Set every record down again exactly. Do not carry over the pictures.

== Dataset entries ==

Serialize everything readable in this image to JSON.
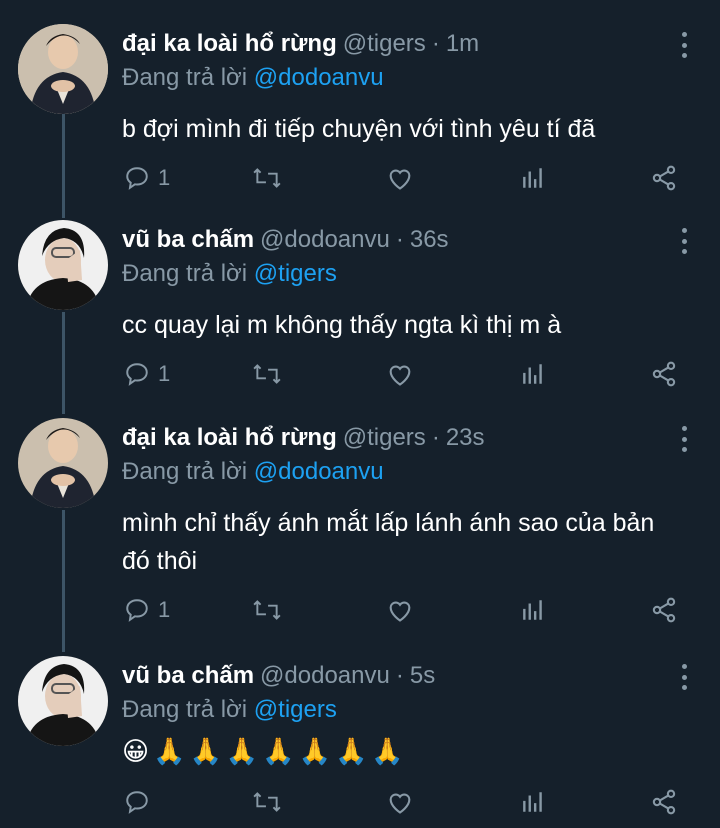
{
  "tweets": [
    {
      "name": "đại ka loài hổ rừng",
      "handle": "@tigers",
      "time": "1m",
      "reply_prefix": "Đang trả lời",
      "reply_to": "@dodoanvu",
      "text": "b đợi mình đi tiếp chuyện với tình yêu tí đã",
      "reply_count": "1",
      "avatar": "tiger-user-avatar"
    },
    {
      "name": "vũ ba chấm",
      "handle": "@dodoanvu",
      "time": "36s",
      "reply_prefix": "Đang trả lời",
      "reply_to": "@tigers",
      "text": "cc quay lại m không thấy ngta kì thị m à",
      "reply_count": "1",
      "avatar": "dodoanvu-user-avatar"
    },
    {
      "name": "đại ka loài hổ rừng",
      "handle": "@tigers",
      "time": "23s",
      "reply_prefix": "Đang trả lời",
      "reply_to": "@dodoanvu",
      "text_line1": "mình chỉ thấy ánh mắt lấp lánh ánh sao của bản",
      "text_line2": "đó thôi",
      "reply_count": "1",
      "avatar": "tiger-user-avatar"
    },
    {
      "name": "vũ ba chấm",
      "handle": "@dodoanvu",
      "time": "5s",
      "reply_prefix": "Đang trả lời",
      "reply_to": "@tigers",
      "emojis": [
        "😀",
        "🙏",
        "🙏",
        "🙏",
        "🙏",
        "🙏",
        "🙏",
        "🙏"
      ],
      "reply_count": "",
      "avatar": "dodoanvu-user-avatar"
    }
  ],
  "dot_separator": "·",
  "colors": {
    "background": "#15202b",
    "secondary_text": "#8899a6",
    "mention": "#1da1f2",
    "thread_line": "#3d5466"
  },
  "icons": [
    "reply-icon",
    "retweet-icon",
    "like-icon",
    "analytics-icon",
    "share-icon",
    "more-options-icon"
  ]
}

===

Reply to the exercise:
Serialize everything readable in this image to JSON.
{
  "tweets": [
    {
      "name": "đại ka loài hổ rừng",
      "handle": "@tigers",
      "time": "1m",
      "reply_prefix": "Đang trả lời",
      "reply_to": "@dodoanvu",
      "text": "b đợi mình đi tiếp chuyện với tình yêu tí đã",
      "reply_count": "1",
      "avatar": "tiger-user-avatar"
    },
    {
      "name": "vũ ba chấm",
      "handle": "@dodoanvu",
      "time": "36s",
      "reply_prefix": "Đang trả lời",
      "reply_to": "@tigers",
      "text": "cc quay lại m không thấy ngta kì thị m à",
      "reply_count": "1",
      "avatar": "dodoanvu-user-avatar"
    },
    {
      "name": "đại ka loài hổ rừng",
      "handle": "@tigers",
      "time": "23s",
      "reply_prefix": "Đang trả lời",
      "reply_to": "@dodoanvu",
      "text_line1": "mình chỉ thấy ánh mắt lấp lánh ánh sao của bản",
      "text_line2": "đó thôi",
      "reply_count": "1",
      "avatar": "tiger-user-avatar"
    },
    {
      "name": "vũ ba chấm",
      "handle": "@dodoanvu",
      "time": "5s",
      "reply_prefix": "Đang trả lời",
      "reply_to": "@tigers",
      "emojis": [
        "😀",
        "🙏",
        "🙏",
        "🙏",
        "🙏",
        "🙏",
        "🙏",
        "🙏"
      ],
      "reply_count": "",
      "avatar": "dodoanvu-user-avatar"
    }
  ],
  "dot_separator": "·",
  "colors": {
    "background": "#15202b",
    "secondary_text": "#8899a6",
    "mention": "#1da1f2",
    "thread_line": "#3d5466"
  },
  "icons": [
    "reply-icon",
    "retweet-icon",
    "like-icon",
    "analytics-icon",
    "share-icon",
    "more-options-icon"
  ]
}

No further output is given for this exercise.